■ EXERCISE MATERIALS:
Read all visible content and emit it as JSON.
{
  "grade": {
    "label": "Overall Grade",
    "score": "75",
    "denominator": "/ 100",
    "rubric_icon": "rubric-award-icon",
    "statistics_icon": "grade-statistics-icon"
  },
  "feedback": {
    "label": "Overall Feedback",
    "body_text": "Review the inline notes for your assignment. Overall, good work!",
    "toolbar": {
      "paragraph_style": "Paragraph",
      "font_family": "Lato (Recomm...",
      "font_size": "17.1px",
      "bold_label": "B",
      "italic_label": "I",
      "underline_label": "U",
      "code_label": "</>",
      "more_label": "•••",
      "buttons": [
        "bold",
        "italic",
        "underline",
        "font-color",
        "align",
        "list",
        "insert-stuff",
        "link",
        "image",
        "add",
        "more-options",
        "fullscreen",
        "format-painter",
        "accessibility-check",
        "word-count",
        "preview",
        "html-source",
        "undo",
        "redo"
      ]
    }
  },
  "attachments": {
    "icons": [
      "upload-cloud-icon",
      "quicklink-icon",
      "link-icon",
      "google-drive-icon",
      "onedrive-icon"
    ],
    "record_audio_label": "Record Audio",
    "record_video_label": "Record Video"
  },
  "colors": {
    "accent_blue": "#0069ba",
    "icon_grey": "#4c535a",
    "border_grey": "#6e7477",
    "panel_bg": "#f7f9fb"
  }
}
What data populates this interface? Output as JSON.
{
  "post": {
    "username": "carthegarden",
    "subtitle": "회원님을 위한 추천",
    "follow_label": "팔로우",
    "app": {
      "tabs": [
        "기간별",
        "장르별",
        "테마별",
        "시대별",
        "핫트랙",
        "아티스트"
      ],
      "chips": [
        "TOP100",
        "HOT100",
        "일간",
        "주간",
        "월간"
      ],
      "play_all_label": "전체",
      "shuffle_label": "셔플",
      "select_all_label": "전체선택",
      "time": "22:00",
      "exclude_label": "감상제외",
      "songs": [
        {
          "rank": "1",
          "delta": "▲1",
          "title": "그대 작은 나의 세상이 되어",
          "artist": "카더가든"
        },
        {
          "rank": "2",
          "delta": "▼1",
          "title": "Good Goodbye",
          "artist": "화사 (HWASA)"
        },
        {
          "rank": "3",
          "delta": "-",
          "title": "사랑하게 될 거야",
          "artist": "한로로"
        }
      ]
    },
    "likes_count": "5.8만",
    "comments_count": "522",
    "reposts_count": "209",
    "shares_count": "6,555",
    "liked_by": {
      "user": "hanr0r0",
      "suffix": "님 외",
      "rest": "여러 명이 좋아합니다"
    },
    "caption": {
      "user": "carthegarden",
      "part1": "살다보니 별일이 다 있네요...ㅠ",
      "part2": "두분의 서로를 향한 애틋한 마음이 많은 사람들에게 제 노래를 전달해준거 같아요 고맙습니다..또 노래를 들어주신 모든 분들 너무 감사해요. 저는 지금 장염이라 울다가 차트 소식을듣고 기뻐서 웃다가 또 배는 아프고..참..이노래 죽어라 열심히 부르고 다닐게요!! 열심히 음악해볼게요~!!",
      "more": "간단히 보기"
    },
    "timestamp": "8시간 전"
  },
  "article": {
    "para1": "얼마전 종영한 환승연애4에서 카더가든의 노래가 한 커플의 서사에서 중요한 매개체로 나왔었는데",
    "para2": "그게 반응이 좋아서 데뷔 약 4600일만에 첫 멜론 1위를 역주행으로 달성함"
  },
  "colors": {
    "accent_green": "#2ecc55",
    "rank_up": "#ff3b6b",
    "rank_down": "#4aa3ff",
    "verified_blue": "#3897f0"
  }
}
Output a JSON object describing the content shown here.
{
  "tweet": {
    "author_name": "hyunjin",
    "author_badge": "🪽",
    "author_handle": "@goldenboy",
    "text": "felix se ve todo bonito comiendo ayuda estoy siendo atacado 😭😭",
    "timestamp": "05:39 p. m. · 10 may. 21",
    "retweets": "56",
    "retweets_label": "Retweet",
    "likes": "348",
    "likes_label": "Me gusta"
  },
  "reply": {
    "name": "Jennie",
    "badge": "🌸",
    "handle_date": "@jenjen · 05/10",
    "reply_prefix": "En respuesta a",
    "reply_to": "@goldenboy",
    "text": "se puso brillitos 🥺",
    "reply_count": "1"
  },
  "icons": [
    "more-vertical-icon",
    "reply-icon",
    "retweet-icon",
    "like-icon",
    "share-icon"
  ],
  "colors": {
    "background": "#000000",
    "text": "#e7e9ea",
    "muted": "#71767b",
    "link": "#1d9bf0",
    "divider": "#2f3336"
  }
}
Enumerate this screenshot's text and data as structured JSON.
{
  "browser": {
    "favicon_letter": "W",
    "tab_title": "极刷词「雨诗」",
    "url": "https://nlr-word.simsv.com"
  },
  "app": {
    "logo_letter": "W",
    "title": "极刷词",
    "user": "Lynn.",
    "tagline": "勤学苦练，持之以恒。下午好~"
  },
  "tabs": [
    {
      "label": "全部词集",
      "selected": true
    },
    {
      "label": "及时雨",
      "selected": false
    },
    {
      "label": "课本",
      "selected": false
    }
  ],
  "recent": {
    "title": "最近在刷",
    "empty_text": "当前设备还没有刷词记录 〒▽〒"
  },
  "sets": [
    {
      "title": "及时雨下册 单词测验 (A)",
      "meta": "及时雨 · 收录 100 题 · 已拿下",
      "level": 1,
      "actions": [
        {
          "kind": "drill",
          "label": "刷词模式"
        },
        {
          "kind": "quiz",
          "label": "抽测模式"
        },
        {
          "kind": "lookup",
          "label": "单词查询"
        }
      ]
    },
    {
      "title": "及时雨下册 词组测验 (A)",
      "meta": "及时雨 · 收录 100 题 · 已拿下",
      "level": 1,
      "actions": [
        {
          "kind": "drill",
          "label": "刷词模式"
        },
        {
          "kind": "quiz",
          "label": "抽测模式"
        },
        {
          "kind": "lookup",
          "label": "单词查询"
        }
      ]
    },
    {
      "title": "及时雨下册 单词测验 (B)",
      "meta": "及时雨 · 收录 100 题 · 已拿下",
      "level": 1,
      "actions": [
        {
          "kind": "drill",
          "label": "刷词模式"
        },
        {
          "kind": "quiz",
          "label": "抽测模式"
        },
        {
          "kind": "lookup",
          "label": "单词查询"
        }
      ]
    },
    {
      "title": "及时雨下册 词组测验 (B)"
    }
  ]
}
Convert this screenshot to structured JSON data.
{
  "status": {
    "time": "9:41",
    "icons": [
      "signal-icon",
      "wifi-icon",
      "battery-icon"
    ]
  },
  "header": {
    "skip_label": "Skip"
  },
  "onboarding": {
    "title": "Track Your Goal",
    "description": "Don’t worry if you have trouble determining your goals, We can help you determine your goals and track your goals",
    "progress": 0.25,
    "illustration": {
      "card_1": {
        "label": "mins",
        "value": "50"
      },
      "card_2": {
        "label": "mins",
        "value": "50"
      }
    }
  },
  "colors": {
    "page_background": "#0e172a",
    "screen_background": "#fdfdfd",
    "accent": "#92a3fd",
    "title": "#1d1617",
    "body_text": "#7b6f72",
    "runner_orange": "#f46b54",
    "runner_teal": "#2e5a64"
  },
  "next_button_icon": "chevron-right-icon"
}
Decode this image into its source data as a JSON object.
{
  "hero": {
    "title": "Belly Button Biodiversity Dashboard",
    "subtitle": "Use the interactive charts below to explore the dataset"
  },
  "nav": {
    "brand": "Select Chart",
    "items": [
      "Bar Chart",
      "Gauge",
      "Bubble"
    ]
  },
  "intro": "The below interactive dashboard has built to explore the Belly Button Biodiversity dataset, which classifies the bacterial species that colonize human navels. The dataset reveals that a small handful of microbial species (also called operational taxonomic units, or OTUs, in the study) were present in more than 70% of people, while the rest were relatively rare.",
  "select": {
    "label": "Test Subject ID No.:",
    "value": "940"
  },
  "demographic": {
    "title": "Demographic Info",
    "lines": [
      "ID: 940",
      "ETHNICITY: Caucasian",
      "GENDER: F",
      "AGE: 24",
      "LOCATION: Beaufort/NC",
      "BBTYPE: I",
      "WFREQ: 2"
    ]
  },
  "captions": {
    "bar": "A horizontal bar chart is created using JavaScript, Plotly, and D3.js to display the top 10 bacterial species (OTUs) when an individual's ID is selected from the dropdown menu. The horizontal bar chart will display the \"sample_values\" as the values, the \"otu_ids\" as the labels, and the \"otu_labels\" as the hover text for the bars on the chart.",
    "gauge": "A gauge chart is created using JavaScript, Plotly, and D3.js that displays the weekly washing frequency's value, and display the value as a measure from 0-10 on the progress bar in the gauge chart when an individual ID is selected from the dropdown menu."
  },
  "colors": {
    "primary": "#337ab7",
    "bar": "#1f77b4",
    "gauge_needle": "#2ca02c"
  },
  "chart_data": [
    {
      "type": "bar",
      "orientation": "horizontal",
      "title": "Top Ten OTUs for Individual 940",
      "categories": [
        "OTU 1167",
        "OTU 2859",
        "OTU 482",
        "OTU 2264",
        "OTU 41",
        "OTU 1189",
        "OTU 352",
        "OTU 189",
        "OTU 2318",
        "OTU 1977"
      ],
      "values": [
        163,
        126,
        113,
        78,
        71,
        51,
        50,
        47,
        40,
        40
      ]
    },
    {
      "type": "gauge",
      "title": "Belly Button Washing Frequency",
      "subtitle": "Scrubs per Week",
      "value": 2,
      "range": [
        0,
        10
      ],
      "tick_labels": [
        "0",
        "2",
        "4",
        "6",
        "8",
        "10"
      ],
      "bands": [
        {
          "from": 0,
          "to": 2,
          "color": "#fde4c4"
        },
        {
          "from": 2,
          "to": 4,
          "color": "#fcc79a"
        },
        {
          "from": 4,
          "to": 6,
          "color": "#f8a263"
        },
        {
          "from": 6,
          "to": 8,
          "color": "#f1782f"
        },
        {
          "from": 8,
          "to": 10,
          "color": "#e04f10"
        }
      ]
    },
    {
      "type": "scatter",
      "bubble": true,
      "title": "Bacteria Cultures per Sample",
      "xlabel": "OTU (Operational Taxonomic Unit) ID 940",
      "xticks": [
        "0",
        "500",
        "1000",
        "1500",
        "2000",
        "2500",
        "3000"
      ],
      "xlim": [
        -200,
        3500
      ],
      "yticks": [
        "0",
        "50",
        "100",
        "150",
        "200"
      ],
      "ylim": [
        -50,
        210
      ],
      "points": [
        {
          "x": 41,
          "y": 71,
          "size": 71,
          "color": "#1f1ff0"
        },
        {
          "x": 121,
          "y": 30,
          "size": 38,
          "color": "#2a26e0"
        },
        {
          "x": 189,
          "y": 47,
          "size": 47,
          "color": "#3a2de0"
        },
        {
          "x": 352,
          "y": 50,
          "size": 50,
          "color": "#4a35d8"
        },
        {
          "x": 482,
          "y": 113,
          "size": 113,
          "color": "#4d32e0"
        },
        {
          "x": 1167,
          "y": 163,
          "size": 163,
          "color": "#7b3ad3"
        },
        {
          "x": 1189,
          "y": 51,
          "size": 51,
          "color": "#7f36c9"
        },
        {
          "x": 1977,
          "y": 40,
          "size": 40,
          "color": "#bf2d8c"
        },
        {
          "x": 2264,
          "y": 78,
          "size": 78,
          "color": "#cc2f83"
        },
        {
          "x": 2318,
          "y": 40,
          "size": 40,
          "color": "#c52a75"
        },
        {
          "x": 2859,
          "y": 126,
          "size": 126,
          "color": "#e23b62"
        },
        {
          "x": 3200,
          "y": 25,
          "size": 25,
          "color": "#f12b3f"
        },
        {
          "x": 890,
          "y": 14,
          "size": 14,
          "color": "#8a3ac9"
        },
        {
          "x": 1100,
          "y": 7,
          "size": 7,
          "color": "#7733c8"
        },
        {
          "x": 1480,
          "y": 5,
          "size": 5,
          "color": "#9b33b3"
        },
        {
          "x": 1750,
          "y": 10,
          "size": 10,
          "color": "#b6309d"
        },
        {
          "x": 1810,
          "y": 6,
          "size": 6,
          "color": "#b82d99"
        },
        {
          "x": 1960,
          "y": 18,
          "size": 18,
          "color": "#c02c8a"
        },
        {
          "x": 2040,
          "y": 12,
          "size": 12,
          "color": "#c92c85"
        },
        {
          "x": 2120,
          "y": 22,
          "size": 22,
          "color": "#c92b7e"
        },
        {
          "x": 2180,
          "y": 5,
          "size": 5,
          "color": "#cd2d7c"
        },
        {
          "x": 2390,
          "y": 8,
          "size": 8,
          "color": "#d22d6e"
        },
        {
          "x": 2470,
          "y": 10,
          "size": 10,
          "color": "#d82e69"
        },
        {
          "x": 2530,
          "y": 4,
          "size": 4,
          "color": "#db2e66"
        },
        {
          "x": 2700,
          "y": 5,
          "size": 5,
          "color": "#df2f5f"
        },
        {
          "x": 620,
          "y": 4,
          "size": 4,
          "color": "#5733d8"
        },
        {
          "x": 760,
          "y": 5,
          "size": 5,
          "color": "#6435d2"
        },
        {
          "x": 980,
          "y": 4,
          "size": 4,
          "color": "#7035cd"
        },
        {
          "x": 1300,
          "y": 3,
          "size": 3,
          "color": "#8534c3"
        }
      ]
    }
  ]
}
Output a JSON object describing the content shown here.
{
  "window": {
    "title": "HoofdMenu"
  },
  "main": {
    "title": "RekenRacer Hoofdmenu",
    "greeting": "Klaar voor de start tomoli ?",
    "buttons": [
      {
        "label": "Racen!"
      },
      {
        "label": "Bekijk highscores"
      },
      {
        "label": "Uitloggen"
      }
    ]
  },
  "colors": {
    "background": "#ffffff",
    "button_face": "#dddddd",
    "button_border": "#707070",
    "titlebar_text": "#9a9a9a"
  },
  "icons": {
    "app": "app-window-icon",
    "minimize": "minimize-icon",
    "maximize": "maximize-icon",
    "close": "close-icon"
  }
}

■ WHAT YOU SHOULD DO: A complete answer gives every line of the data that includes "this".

■ RESPONSE AREA:
What data populates this interface? Output as JSON.
Enumerate this screenshot's text and data as structured JSON.
Convert this screenshot to structured JSON data.
Decode this image into its source data as a JSON object.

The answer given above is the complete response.